* WHAT IS REQUIRED: The pictures get dropped, while every remaining part of the listing is copied exactly.

═══ DATASET EXCERPTS ═══

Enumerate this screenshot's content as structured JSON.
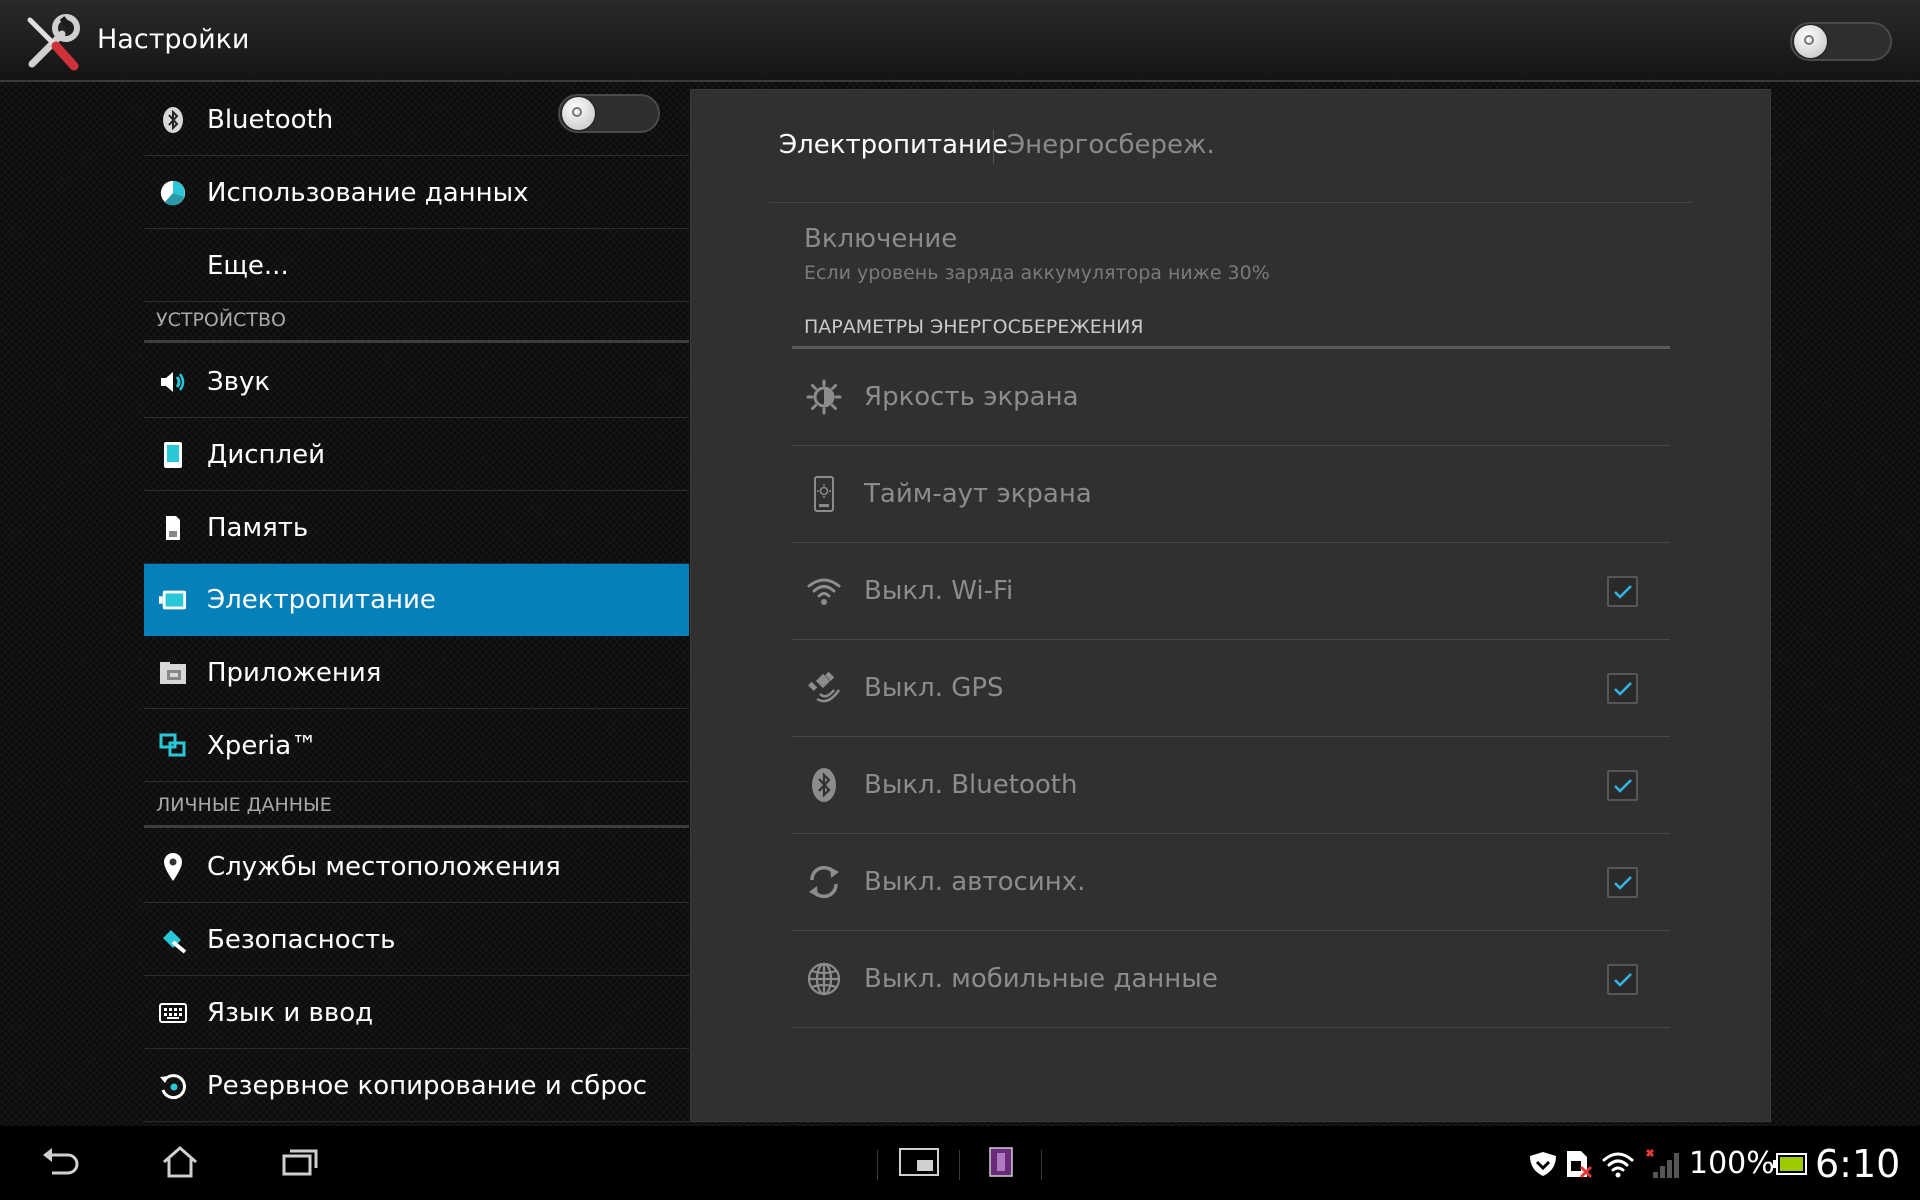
{
  "app": {
    "title": "Настройки",
    "master_toggle_on": false
  },
  "sidebar": {
    "bluetooth": {
      "label": "Bluetooth",
      "toggle_on": false
    },
    "items_top": [
      {
        "label": "Использование данных",
        "icon": "data-usage-icon"
      },
      {
        "label": "Еще...",
        "icon": ""
      }
    ],
    "device_header": "УСТРОЙСТВО",
    "device_items": [
      {
        "label": "Звук",
        "icon": "speaker-icon"
      },
      {
        "label": "Дисплей",
        "icon": "display-icon"
      },
      {
        "label": "Память",
        "icon": "storage-icon"
      },
      {
        "label": "Электропитание",
        "icon": "battery-icon",
        "selected": true
      },
      {
        "label": "Приложения",
        "icon": "apps-icon"
      },
      {
        "label": "Xperia™",
        "icon": "xperia-icon"
      }
    ],
    "personal_header": "ЛИЧНЫЕ ДАННЫЕ",
    "personal_items": [
      {
        "label": "Службы местоположения",
        "icon": "location-pin-icon"
      },
      {
        "label": "Безопасность",
        "icon": "security-icon"
      },
      {
        "label": "Язык и ввод",
        "icon": "keyboard-icon"
      },
      {
        "label": "Резервное копирование и сброс",
        "icon": "backup-icon"
      }
    ]
  },
  "panel": {
    "tabs": [
      {
        "label": "Электропитание",
        "active": true
      },
      {
        "label": "Энергосбереж.",
        "active": false
      }
    ],
    "activation": {
      "title": "Включение",
      "summary": "Если уровень заряда аккумулятора ниже 30%"
    },
    "section_header": "ПАРАМЕТРЫ ЭНЕРГОСБЕРЕЖЕНИЯ",
    "settings": [
      {
        "label": "Яркость экрана",
        "icon": "brightness-icon",
        "checkbox": null
      },
      {
        "label": "Тайм-аут экрана",
        "icon": "screen-timeout-icon",
        "checkbox": null
      },
      {
        "label": "Выкл. Wi-Fi",
        "icon": "wifi-icon",
        "checkbox": true
      },
      {
        "label": "Выкл. GPS",
        "icon": "gps-satellite-icon",
        "checkbox": true
      },
      {
        "label": "Выкл. Bluetooth",
        "icon": "bluetooth-icon",
        "checkbox": true
      },
      {
        "label": "Выкл. автосинх.",
        "icon": "sync-icon",
        "checkbox": true
      },
      {
        "label": "Выкл. мобильные данные",
        "icon": "globe-icon",
        "checkbox": true
      }
    ]
  },
  "status_bar": {
    "battery_percent": "100%",
    "time": "6:10",
    "battery_level": 1.0
  },
  "colors": {
    "accent": "#0580b8",
    "check": "#33b5e5",
    "icon_cyan": "#29c8d8"
  }
}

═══

* EXERCISE ANSWER:
Enumerate this screenshot's content as structured JSON.
{
  "app": {
    "title": "Настройки",
    "master_toggle_on": false
  },
  "sidebar": {
    "bluetooth": {
      "label": "Bluetooth",
      "toggle_on": false
    },
    "items_top": [
      {
        "label": "Использование данных",
        "icon": "data-usage-icon"
      },
      {
        "label": "Еще...",
        "icon": ""
      }
    ],
    "device_header": "УСТРОЙСТВО",
    "device_items": [
      {
        "label": "Звук",
        "icon": "speaker-icon"
      },
      {
        "label": "Дисплей",
        "icon": "display-icon"
      },
      {
        "label": "Память",
        "icon": "storage-icon"
      },
      {
        "label": "Электропитание",
        "icon": "battery-icon",
        "selected": true
      },
      {
        "label": "Приложения",
        "icon": "apps-icon"
      },
      {
        "label": "Xperia™",
        "icon": "xperia-icon"
      }
    ],
    "personal_header": "ЛИЧНЫЕ ДАННЫЕ",
    "personal_items": [
      {
        "label": "Службы местоположения",
        "icon": "location-pin-icon"
      },
      {
        "label": "Безопасность",
        "icon": "security-icon"
      },
      {
        "label": "Язык и ввод",
        "icon": "keyboard-icon"
      },
      {
        "label": "Резервное копирование и сброс",
        "icon": "backup-icon"
      }
    ]
  },
  "panel": {
    "tabs": [
      {
        "label": "Электропитание",
        "active": true
      },
      {
        "label": "Энергосбереж.",
        "active": false
      }
    ],
    "activation": {
      "title": "Включение",
      "summary": "Если уровень заряда аккумулятора ниже 30%"
    },
    "section_header": "ПАРАМЕТРЫ ЭНЕРГОСБЕРЕЖЕНИЯ",
    "settings": [
      {
        "label": "Яркость экрана",
        "icon": "brightness-icon",
        "checkbox": null
      },
      {
        "label": "Тайм-аут экрана",
        "icon": "screen-timeout-icon",
        "checkbox": null
      },
      {
        "label": "Выкл. Wi-Fi",
        "icon": "wifi-icon",
        "checkbox": true
      },
      {
        "label": "Выкл. GPS",
        "icon": "gps-satellite-icon",
        "checkbox": true
      },
      {
        "label": "Выкл. Bluetooth",
        "icon": "bluetooth-icon",
        "checkbox": true
      },
      {
        "label": "Выкл. автосинх.",
        "icon": "sync-icon",
        "checkbox": true
      },
      {
        "label": "Выкл. мобильные данные",
        "icon": "globe-icon",
        "checkbox": true
      }
    ]
  },
  "status_bar": {
    "battery_percent": "100%",
    "time": "6:10",
    "battery_level": 1.0
  },
  "colors": {
    "accent": "#0580b8",
    "check": "#33b5e5",
    "icon_cyan": "#29c8d8"
  }
}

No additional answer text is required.